Today I want to show you an easy way to solve a common problem that causes many sites to fail to rank as well as they should.
The problem is that web developers are unaware of the principle of First Link Priority. The bad news is that many sites, especially those with a large number of pages, don’t get the rankings they should because they don’t handle first link priority properly.
The good news is that once you’re aware of the problem, it’s very easy to fix and avoid in the future.
First Link Prioritisation occurs when Google looks at a webpage and analyses its outbound links.
The First Link Priority rule states that when a page links more than once to the same target page, Google will completely ignore all links after the first, often with negative SEO consequences.
Take a look at this example diagram below.
In our example, Page A links to Page B twice. The first link is a graphical link, (in this case a banner image at the top of the page), whilst the second link is in the navigation bar and is a keyword-rich link with optimised anchor text.
The second link is put there for SEO value, and is what we want Google to see, (the anchor text in the link infers meaning), however, Google will completely ignore it. Instead Google only sees the graphical link (which contains no anchor text). The keyword rich link is of no value
(And no, for the curious, putting an “Alt” tag on the image link won’t serve as a substitute to anchor text).
The result is that the target page gets the PageRank “juice” passed to it, but not anchor text relevance, which is a valuable source of optimisation, so rankings suffer.
Now, at this point, I should clarify that when Google evaluates the links pointing to a page, it will count links from any page in its index, including both links from other pages on your website (internal links) and links from pages around the Internet at large (external links).
The links you get from around the Internet are often harder to control and in most cases don’t repeat on a page (so first link priority doesn’t become an issue). But, it’s actually very common within a web page to link to a target page twice, so generally, First Link priority problems occur within your website. This is great, because internal linking structure is pretty easy to control.

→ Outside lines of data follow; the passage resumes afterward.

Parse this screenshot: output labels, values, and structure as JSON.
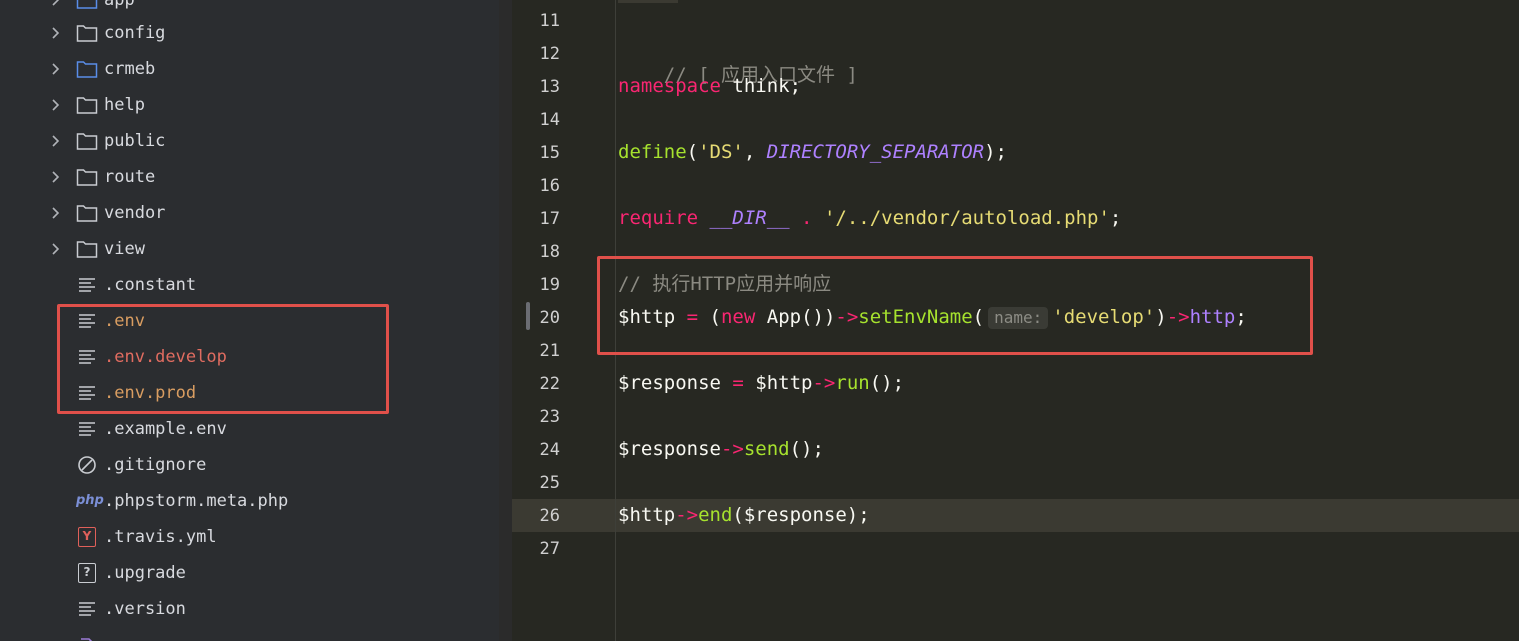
{
  "sidebar": {
    "items": [
      {
        "name": "app",
        "kind": "folder",
        "color": "default"
      },
      {
        "name": "config",
        "kind": "folder",
        "color": "default"
      },
      {
        "name": "crmeb",
        "kind": "folder-blue",
        "color": "default"
      },
      {
        "name": "help",
        "kind": "folder",
        "color": "default"
      },
      {
        "name": "public",
        "kind": "folder",
        "color": "default"
      },
      {
        "name": "route",
        "kind": "folder",
        "color": "default"
      },
      {
        "name": "vendor",
        "kind": "folder",
        "color": "default"
      },
      {
        "name": "view",
        "kind": "folder",
        "color": "default"
      },
      {
        "name": ".constant",
        "kind": "text-file",
        "color": "default"
      },
      {
        "name": ".env",
        "kind": "text-file",
        "color": "orange"
      },
      {
        "name": ".env.develop",
        "kind": "text-file",
        "color": "red"
      },
      {
        "name": ".env.prod",
        "kind": "text-file",
        "color": "orange"
      },
      {
        "name": ".example.env",
        "kind": "text-file",
        "color": "default"
      },
      {
        "name": ".gitignore",
        "kind": "ignore-file",
        "color": "default"
      },
      {
        "name": ".phpstorm.meta.php",
        "kind": "php-file",
        "color": "default"
      },
      {
        "name": ".travis.yml",
        "kind": "yaml-file",
        "color": "default"
      },
      {
        "name": ".upgrade",
        "kind": "unknown-file",
        "color": "default"
      },
      {
        "name": ".version",
        "kind": "text-file",
        "color": "default"
      }
    ],
    "php_badge": "php",
    "yaml_badge": "Y",
    "unknown_badge": "?"
  },
  "editor": {
    "line_numbers": [
      "11",
      "12",
      "13",
      "14",
      "15",
      "16",
      "17",
      "18",
      "19",
      "20",
      "21",
      "22",
      "23",
      "24",
      "25",
      "26",
      "27"
    ],
    "code": {
      "l12_comment": "// [ 应用入口文件 ]",
      "l13_kw": "namespace",
      "l13_rest": " think;",
      "l15_fn": "define",
      "l15_p1": "(",
      "l15_str": "'DS'",
      "l15_comma": ", ",
      "l15_const": "DIRECTORY_SEPARATOR",
      "l15_end": ");",
      "l17_kw": "require",
      "l17_sp": " ",
      "l17_const": "__DIR__",
      "l17_dot": " . ",
      "l17_str": "'/../vendor/autoload.php'",
      "l17_end": ";",
      "l19_comment": "// 执行HTTP应用并响应",
      "l20_var": "$http",
      "l20_eq": " = ",
      "l20_paren": "(",
      "l20_new": "new",
      "l20_app": " App())",
      "l20_arrow1": "->",
      "l20_method1": "setEnvName",
      "l20_p": "(",
      "l20_hint": "name:",
      "l20_str": "'develop'",
      "l20_close": ")",
      "l20_arrow2": "->",
      "l20_prop": "http",
      "l20_end": ";",
      "l22_var": "$response",
      "l22_eq": " = ",
      "l22_var2": "$http",
      "l22_arrow": "->",
      "l22_method": "run",
      "l22_end": "();",
      "l24_var": "$response",
      "l24_arrow": "->",
      "l24_method": "send",
      "l24_end": "();",
      "l26_var": "$http",
      "l26_arrow": "->",
      "l26_method": "end",
      "l26_end": "($response);"
    }
  },
  "colors": {
    "highlight_box": "#e0504a",
    "sidebar_bg": "#2b2d30",
    "editor_bg": "#272822"
  }
}
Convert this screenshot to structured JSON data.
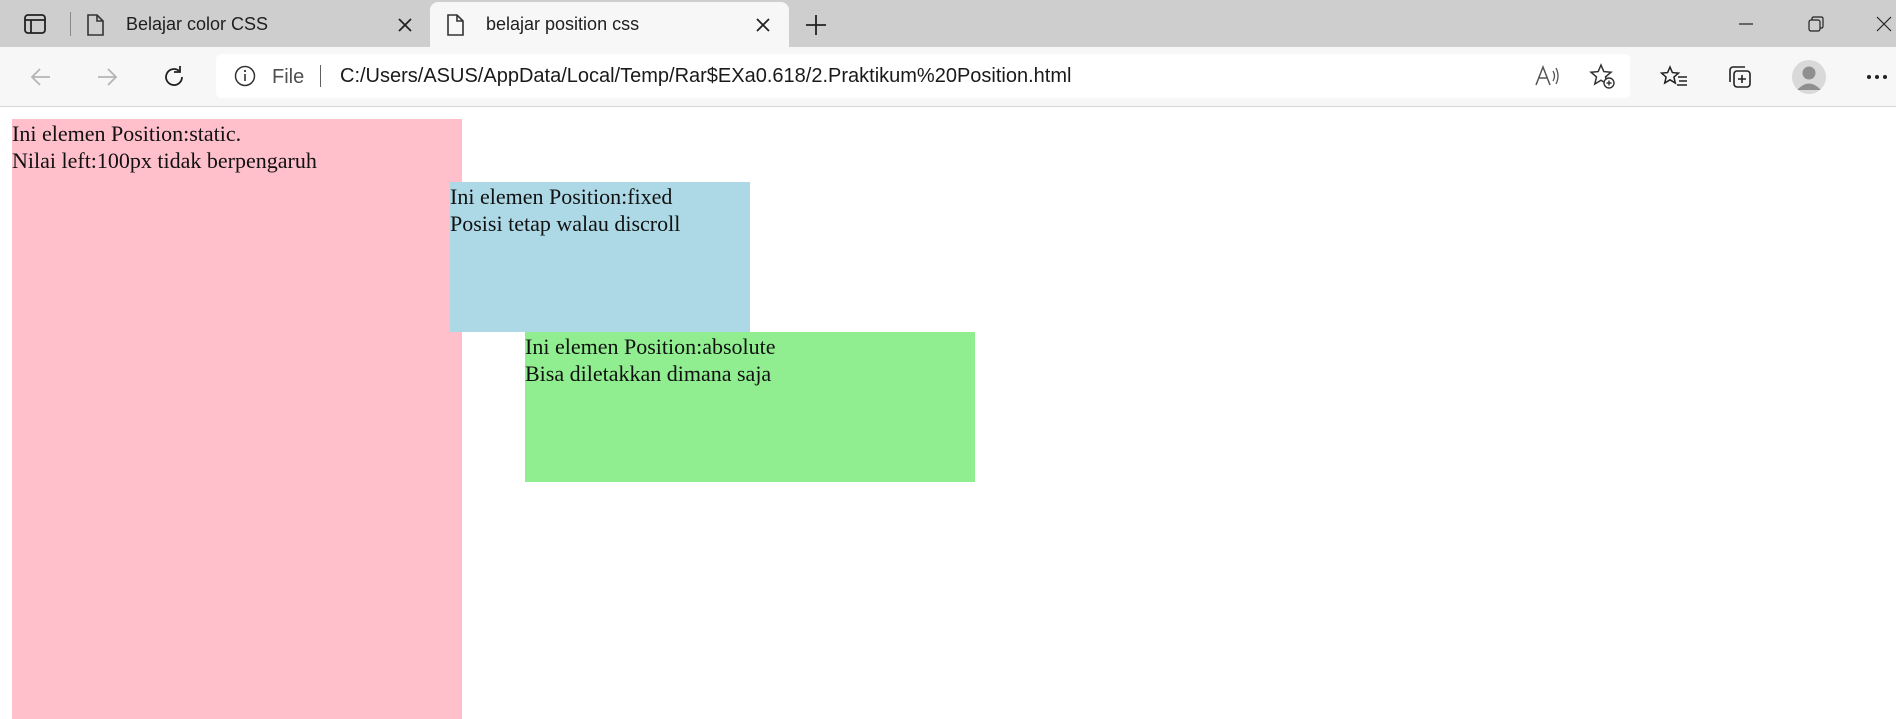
{
  "tabs": [
    {
      "title": "Belajar color CSS",
      "active": false
    },
    {
      "title": "belajar position css",
      "active": true
    }
  ],
  "address_bar": {
    "protocol": "File",
    "url": "C:/Users/ASUS/AppData/Local/Temp/Rar$EXa0.618/2.Praktikum%20Position.html"
  },
  "page": {
    "static_box": {
      "line1": "Ini elemen Position:static.",
      "line2": "Nilai left:100px tidak berpengaruh",
      "color": "#ffc0cb"
    },
    "fixed_box": {
      "line1": "Ini elemen Position:fixed",
      "line2": "Posisi tetap walau discroll",
      "color": "#add8e6"
    },
    "absolute_box": {
      "line1": "Ini elemen Position:absolute",
      "line2": "Bisa diletakkan dimana saja",
      "color": "#90ee90"
    }
  },
  "icons": {
    "tab_actions": "tab-actions-icon",
    "page": "page-icon",
    "close": "close-icon",
    "new_tab": "plus-icon",
    "minimize": "minimize-icon",
    "restore": "restore-icon",
    "close_window": "close-window-icon",
    "back": "back-arrow-icon",
    "forward": "forward-arrow-icon",
    "refresh": "refresh-icon",
    "info": "info-icon",
    "read_aloud": "read-aloud-icon",
    "add_favorite": "add-favorite-icon",
    "favorites": "favorites-icon",
    "collections": "collections-icon",
    "profile": "profile-avatar",
    "menu": "more-menu-icon"
  }
}
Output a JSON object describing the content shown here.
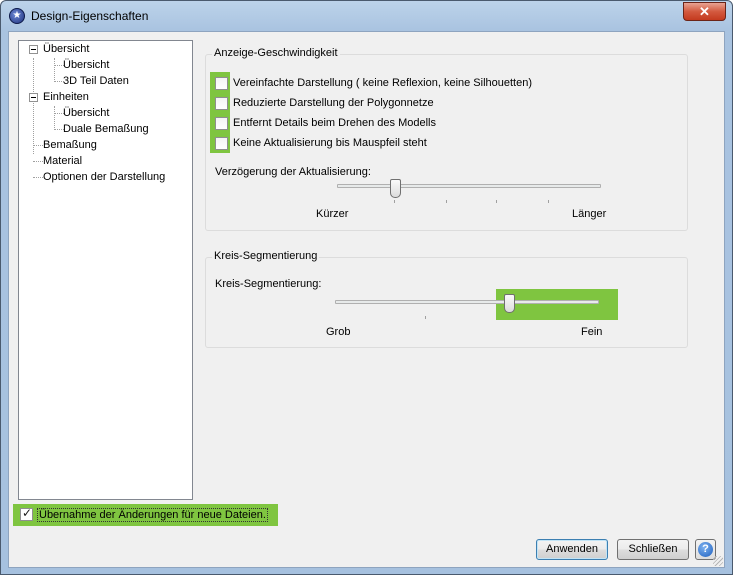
{
  "window": {
    "title": "Design-Eigenschaften",
    "close_label": "✕"
  },
  "tree": {
    "items": [
      {
        "label": "Übersicht"
      },
      {
        "label": "Übersicht"
      },
      {
        "label": "3D Teil Daten"
      },
      {
        "label": "Einheiten"
      },
      {
        "label": "Übersicht"
      },
      {
        "label": "Duale Bemaßung"
      },
      {
        "label": "Bemaßung"
      },
      {
        "label": "Material"
      },
      {
        "label": "Optionen der Darstellung"
      }
    ]
  },
  "speed_group": {
    "title": "Anzeige-Geschwindigkeit",
    "checkboxes": [
      {
        "label": "Vereinfachte Darstellung ( keine Reflexion, keine Silhouetten)",
        "checked": false
      },
      {
        "label": "Reduzierte Darstellung der Polygonnetze",
        "checked": false
      },
      {
        "label": "Entfernt Details beim Drehen des Modells",
        "checked": false
      },
      {
        "label": "Keine Aktualisierung bis Mauspfeil steht",
        "checked": false
      }
    ],
    "delay_label": "Verzögerung der Aktualisierung:",
    "delay_min": "Kürzer",
    "delay_max": "Länger",
    "delay_value": 0.22
  },
  "circle_group": {
    "title": "Kreis-Segmentierung",
    "label": "Kreis-Segmentierung:",
    "min": "Grob",
    "max": "Fein",
    "value": 0.66
  },
  "apply_new_files": {
    "label": "Übernahme der Änderungen für neue Dateien.",
    "checked": true,
    "check_glyph": "✓"
  },
  "buttons": {
    "apply": "Anwenden",
    "close": "Schließen",
    "help_glyph": "?"
  },
  "colors": {
    "highlight": "#7fc540",
    "title_bar": "#a9c3e0"
  }
}
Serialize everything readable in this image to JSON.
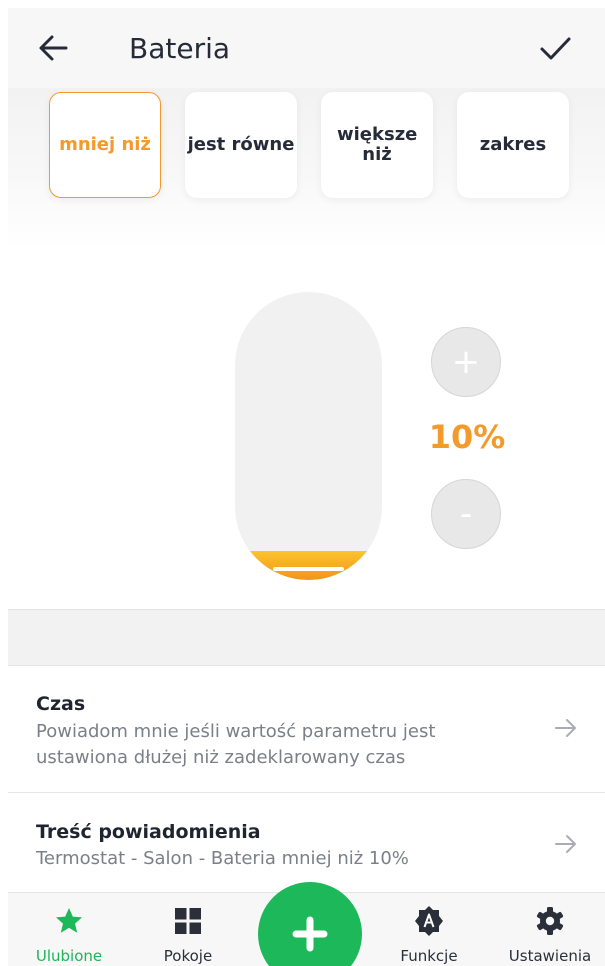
{
  "header": {
    "title": "Bateria",
    "back_icon": "arrow-left-icon",
    "confirm_icon": "check-icon"
  },
  "conditions": [
    {
      "label": "mniej niż",
      "active": true
    },
    {
      "label": "jest równe",
      "active": false
    },
    {
      "label": "większe niż",
      "active": false
    },
    {
      "label": "zakres",
      "active": false
    }
  ],
  "threshold": {
    "value_text": "10%",
    "value": 10,
    "increment_symbol": "+",
    "decrement_symbol": "-"
  },
  "options": [
    {
      "title": "Czas",
      "description": "Powiadom mnie jeśli wartość parametru jest ustawiona dłużej niż zadeklarowany czas"
    },
    {
      "title": "Treść powiadomienia",
      "description": "Termostat - Salon - Bateria  mniej niż 10%"
    }
  ],
  "nav": {
    "items": [
      {
        "label": "Ulubione",
        "icon": "star-icon",
        "active": true
      },
      {
        "label": "Pokoje",
        "icon": "grid-icon",
        "active": false
      },
      {
        "label": "Funkcje",
        "icon": "functions-badge-icon",
        "active": false
      },
      {
        "label": "Ustawienia",
        "icon": "gear-icon",
        "active": false
      }
    ],
    "fab_icon": "plus-icon"
  },
  "colors": {
    "accent": "#f39a2c",
    "green": "#1db85a",
    "text": "#252b38",
    "muted": "#7b7f87"
  }
}
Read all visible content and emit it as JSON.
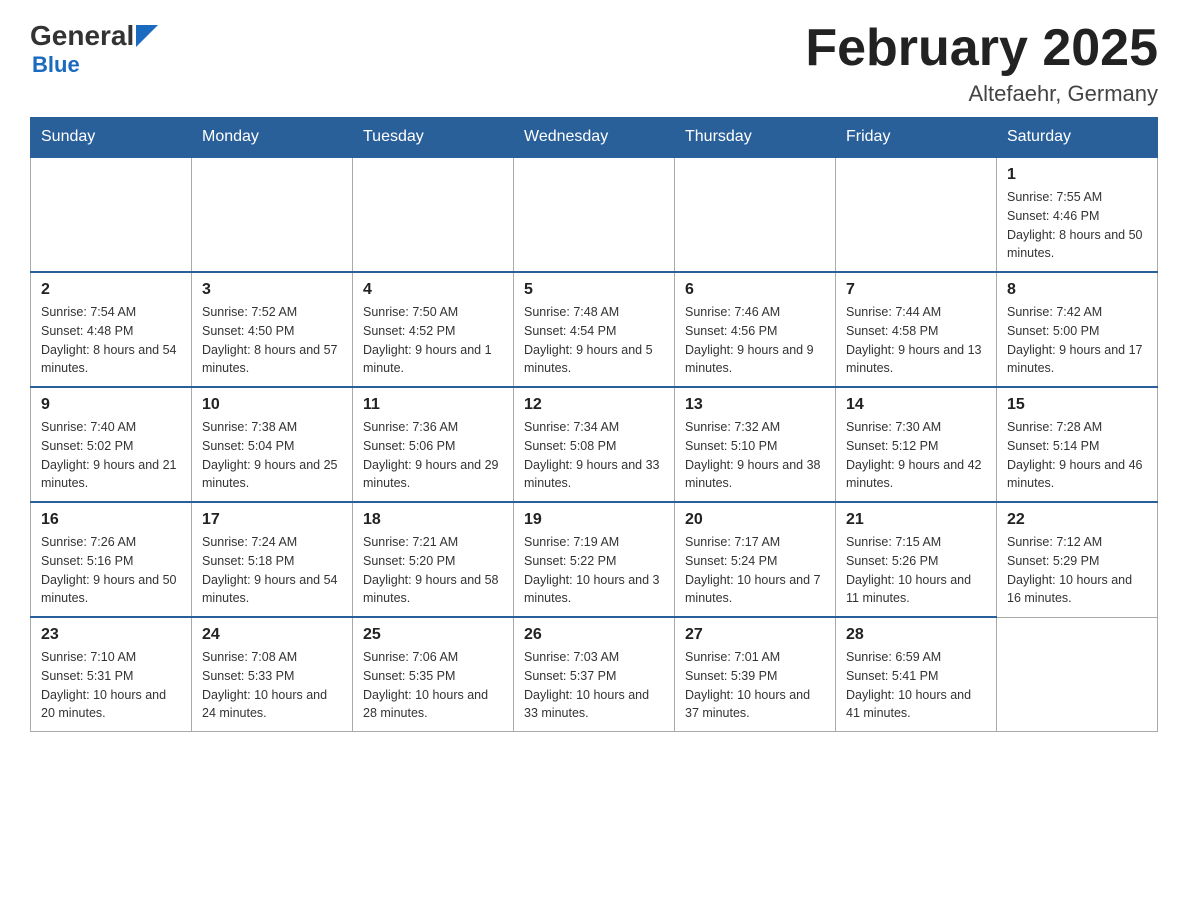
{
  "logo": {
    "general": "General",
    "blue": "Blue",
    "line2": "Blue"
  },
  "title": "February 2025",
  "location": "Altefaehr, Germany",
  "days_of_week": [
    "Sunday",
    "Monday",
    "Tuesday",
    "Wednesday",
    "Thursday",
    "Friday",
    "Saturday"
  ],
  "weeks": [
    [
      {
        "day": "",
        "sunrise": "",
        "sunset": "",
        "daylight": ""
      },
      {
        "day": "",
        "sunrise": "",
        "sunset": "",
        "daylight": ""
      },
      {
        "day": "",
        "sunrise": "",
        "sunset": "",
        "daylight": ""
      },
      {
        "day": "",
        "sunrise": "",
        "sunset": "",
        "daylight": ""
      },
      {
        "day": "",
        "sunrise": "",
        "sunset": "",
        "daylight": ""
      },
      {
        "day": "",
        "sunrise": "",
        "sunset": "",
        "daylight": ""
      },
      {
        "day": "1",
        "sunrise": "Sunrise: 7:55 AM",
        "sunset": "Sunset: 4:46 PM",
        "daylight": "Daylight: 8 hours and 50 minutes."
      }
    ],
    [
      {
        "day": "2",
        "sunrise": "Sunrise: 7:54 AM",
        "sunset": "Sunset: 4:48 PM",
        "daylight": "Daylight: 8 hours and 54 minutes."
      },
      {
        "day": "3",
        "sunrise": "Sunrise: 7:52 AM",
        "sunset": "Sunset: 4:50 PM",
        "daylight": "Daylight: 8 hours and 57 minutes."
      },
      {
        "day": "4",
        "sunrise": "Sunrise: 7:50 AM",
        "sunset": "Sunset: 4:52 PM",
        "daylight": "Daylight: 9 hours and 1 minute."
      },
      {
        "day": "5",
        "sunrise": "Sunrise: 7:48 AM",
        "sunset": "Sunset: 4:54 PM",
        "daylight": "Daylight: 9 hours and 5 minutes."
      },
      {
        "day": "6",
        "sunrise": "Sunrise: 7:46 AM",
        "sunset": "Sunset: 4:56 PM",
        "daylight": "Daylight: 9 hours and 9 minutes."
      },
      {
        "day": "7",
        "sunrise": "Sunrise: 7:44 AM",
        "sunset": "Sunset: 4:58 PM",
        "daylight": "Daylight: 9 hours and 13 minutes."
      },
      {
        "day": "8",
        "sunrise": "Sunrise: 7:42 AM",
        "sunset": "Sunset: 5:00 PM",
        "daylight": "Daylight: 9 hours and 17 minutes."
      }
    ],
    [
      {
        "day": "9",
        "sunrise": "Sunrise: 7:40 AM",
        "sunset": "Sunset: 5:02 PM",
        "daylight": "Daylight: 9 hours and 21 minutes."
      },
      {
        "day": "10",
        "sunrise": "Sunrise: 7:38 AM",
        "sunset": "Sunset: 5:04 PM",
        "daylight": "Daylight: 9 hours and 25 minutes."
      },
      {
        "day": "11",
        "sunrise": "Sunrise: 7:36 AM",
        "sunset": "Sunset: 5:06 PM",
        "daylight": "Daylight: 9 hours and 29 minutes."
      },
      {
        "day": "12",
        "sunrise": "Sunrise: 7:34 AM",
        "sunset": "Sunset: 5:08 PM",
        "daylight": "Daylight: 9 hours and 33 minutes."
      },
      {
        "day": "13",
        "sunrise": "Sunrise: 7:32 AM",
        "sunset": "Sunset: 5:10 PM",
        "daylight": "Daylight: 9 hours and 38 minutes."
      },
      {
        "day": "14",
        "sunrise": "Sunrise: 7:30 AM",
        "sunset": "Sunset: 5:12 PM",
        "daylight": "Daylight: 9 hours and 42 minutes."
      },
      {
        "day": "15",
        "sunrise": "Sunrise: 7:28 AM",
        "sunset": "Sunset: 5:14 PM",
        "daylight": "Daylight: 9 hours and 46 minutes."
      }
    ],
    [
      {
        "day": "16",
        "sunrise": "Sunrise: 7:26 AM",
        "sunset": "Sunset: 5:16 PM",
        "daylight": "Daylight: 9 hours and 50 minutes."
      },
      {
        "day": "17",
        "sunrise": "Sunrise: 7:24 AM",
        "sunset": "Sunset: 5:18 PM",
        "daylight": "Daylight: 9 hours and 54 minutes."
      },
      {
        "day": "18",
        "sunrise": "Sunrise: 7:21 AM",
        "sunset": "Sunset: 5:20 PM",
        "daylight": "Daylight: 9 hours and 58 minutes."
      },
      {
        "day": "19",
        "sunrise": "Sunrise: 7:19 AM",
        "sunset": "Sunset: 5:22 PM",
        "daylight": "Daylight: 10 hours and 3 minutes."
      },
      {
        "day": "20",
        "sunrise": "Sunrise: 7:17 AM",
        "sunset": "Sunset: 5:24 PM",
        "daylight": "Daylight: 10 hours and 7 minutes."
      },
      {
        "day": "21",
        "sunrise": "Sunrise: 7:15 AM",
        "sunset": "Sunset: 5:26 PM",
        "daylight": "Daylight: 10 hours and 11 minutes."
      },
      {
        "day": "22",
        "sunrise": "Sunrise: 7:12 AM",
        "sunset": "Sunset: 5:29 PM",
        "daylight": "Daylight: 10 hours and 16 minutes."
      }
    ],
    [
      {
        "day": "23",
        "sunrise": "Sunrise: 7:10 AM",
        "sunset": "Sunset: 5:31 PM",
        "daylight": "Daylight: 10 hours and 20 minutes."
      },
      {
        "day": "24",
        "sunrise": "Sunrise: 7:08 AM",
        "sunset": "Sunset: 5:33 PM",
        "daylight": "Daylight: 10 hours and 24 minutes."
      },
      {
        "day": "25",
        "sunrise": "Sunrise: 7:06 AM",
        "sunset": "Sunset: 5:35 PM",
        "daylight": "Daylight: 10 hours and 28 minutes."
      },
      {
        "day": "26",
        "sunrise": "Sunrise: 7:03 AM",
        "sunset": "Sunset: 5:37 PM",
        "daylight": "Daylight: 10 hours and 33 minutes."
      },
      {
        "day": "27",
        "sunrise": "Sunrise: 7:01 AM",
        "sunset": "Sunset: 5:39 PM",
        "daylight": "Daylight: 10 hours and 37 minutes."
      },
      {
        "day": "28",
        "sunrise": "Sunrise: 6:59 AM",
        "sunset": "Sunset: 5:41 PM",
        "daylight": "Daylight: 10 hours and 41 minutes."
      },
      {
        "day": "",
        "sunrise": "",
        "sunset": "",
        "daylight": ""
      }
    ]
  ]
}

This video shows two very common examples of sites breaking the first link priority; and how to use a free FireFox plugin to identify the problem . Solving this problem is surprisingly simple, and there are several ways you can go about it.
In the video below I will take you through the two step process of eliminating First Link Priority issues:
1. Identifying pages with the issue
2. Applying the simple fix
If you want to use the simple code templates the video mentions, you can find them here:
First Link Priority Templates (Personally I just use the first method, but Aaron, our CSS guru wanted to show off and give a few options. For technical readers, .htaccess redirects can also do the job)
By becoming familiar with First Link Priority and implementing the simple solution across your sites you can potentially benefit from a large chunk of previously untapped SEO value.
P.S. To give appropriate credit, I didn’t discover this, but learned it from the Godfather of SEO, Leslie Rohde
P.P.S. Yes, I’m a geek, but fixing this problem is normally very easy. We’ve seen big wins on home page or theme keywords. Imagine a 1000 page website where every page in the site links to home using a banner. That’s 1000 partially wasted links that can be fixed with a simple template update. If you’ve got a big site and can see First Link Priority problems, please implement a fix, let the site re-index and drop me a note in the comments to let me know how you went, hey?
Post Update – a little about Word Press and First Link Priority.
There’s been a number of questions in the comments about Word Press, and whilst I’m not a WP specialist, I’ll attempt to provide a high level answer. The questions group into two general categories:
a) How does Word Press handle First Link Priority?
The answer is generally it does a pretty good job. It all comes down to the specific theme you’re using, so I can’t give a hard and fast answer. If we assume the common FLP problem where every page on a site links home using just a graphic (e.g. a logo), most of the WP themes I checked out use a text based link inside a h1 as is the first link on the page and link back to the home page with this link. For example, look at this page, which is a sub page of a demo blog using the standard WordPress 2010 theme. If you run the analysis in the video (e.g. disable CSS), you’ll see the link to home is on the keyword “Twenty Ten”, not on the header image. If “Twenty Ten” were replaced in WP admin with “Homepage Keyword Phrase” or “Homepage Keyword Phrase & Business Name” (a diluted version), you’d be set to go.
Some third party themes can use graphics alone to link home but you generally wouldn’t be implementing these types of themes if you did not know some HTML anyway. In either case, the video shows how to spot the problem pretty quickly, so hopefully I’ve done a reasonable job and you can now know if the issue exists on a site of yours.
b) How do I fix my WordPress site if I identify that it’s not setup correctly?
If you use the services of a developer, obviously just direct them back to this post to see the techniques that can be applied, and if you’re a ‘do it yourself-er’, there are heaps of online guides to customising wordpress templates.